The Official Assignee has accepted the tender of G. R. McDonald for a section of land at Johnsonville in the bankrupt estate of David Braid.
New Zealand Times, Volume LVX, Issue 3131, 18 May 1897 Page 2
Tender for Book Debts. Tenders are invited for the purchase of the remainder of the Book Debts in the undermentioned Bankrupt Estates, to be lodged at my office, Supreme Court Buildings, not later than noon on Saturday, the 31st of July, 1897, as per list: -
David Braid, Storekeeper, Johnsonville, £138 13s 3d
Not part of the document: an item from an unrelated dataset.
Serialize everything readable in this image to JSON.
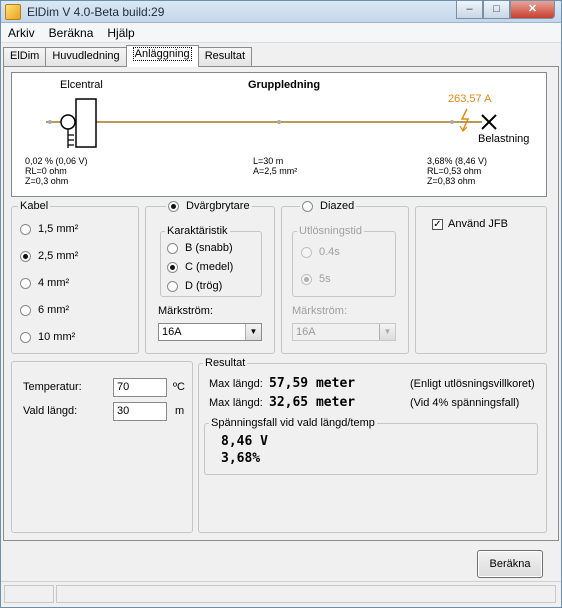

E. Lovegrove, Milkman, £18 9s
P. N. Cameron, Wood and Coal Merchant, £18 9s
A. Reid, Baker, £34 7s 8d
The list and condition of tenders can be seen on applying at my office. The highest or any tender not necessarily accepted.
James Ashcroft, Official Assignee. Wellington, 26th July, 1897.
Evening Post, Volume LIV, Issue 22, 26 July 1897 Page 8
NOTICE is hereby given that I intend to apply for an immediate order of Discharge at the sitting of the Court in Bankruptcy to be held on Monday, 23rd day of August, 1897.
New Zealand Times, Volume LXVI, Issue 3192, 29 July 1897 Page 3
David Braid, baker. — Mr. Wilford appeared for bankrupt, and stated that his client had recently suffered a severe affliction, by which he was almost blind, and was now dependent upon his children for support. All the creditors were willing to agree to his discharge. The Official Assignee pointed out that bankrupt had been twice through the Court within 12 months. The application was adjourned sine die as an alternative to refusing the discharge.
Evening Post, Volume LIV, Issue 46, 23 August 1897 Page 5
(Before His Honor Mr Justice Edwards.)
APPLICATIONS FOR DISCHARGE.
David Braid, baker, was represented by Mr Wilford, who said the bankrupt was almost blind and could not work. The Assignee said the man had carried on a reputable business for many years. His family were highly respectable, but, unfortunately, he had given way to drink. He was not fit to carry on business. The application was refused.
New Zealand Mail, Issue 1330, 26 August 1897 Page 28
1906 Death of David Braid
The Funeral of the late David Braid will leave the residence of his daughter, 2 Ellice Avenue, on Monday, at 1.30 o'clock, for Karori Cemetery.
Evening Post, Volume LXXI, Issue 142, 16 June 1906 Page 6
1931 Death of Rosanna Braid
BRAID.—On 8th October, 1931, at her daughter's residence, 117 Owen street, Rosanna, beloved mother of Mrs. McFarlane, Mrs. Parnell, Mrs. Overton, Mrs. Fry, Mr. O. T. Braid, and Mr. F. D. Braid, and relict of the late David Braid, late of Johnsonville; In her 80th year.
Evening Post, Volume CXII, Issue 87, 9 October 1931 Page 1.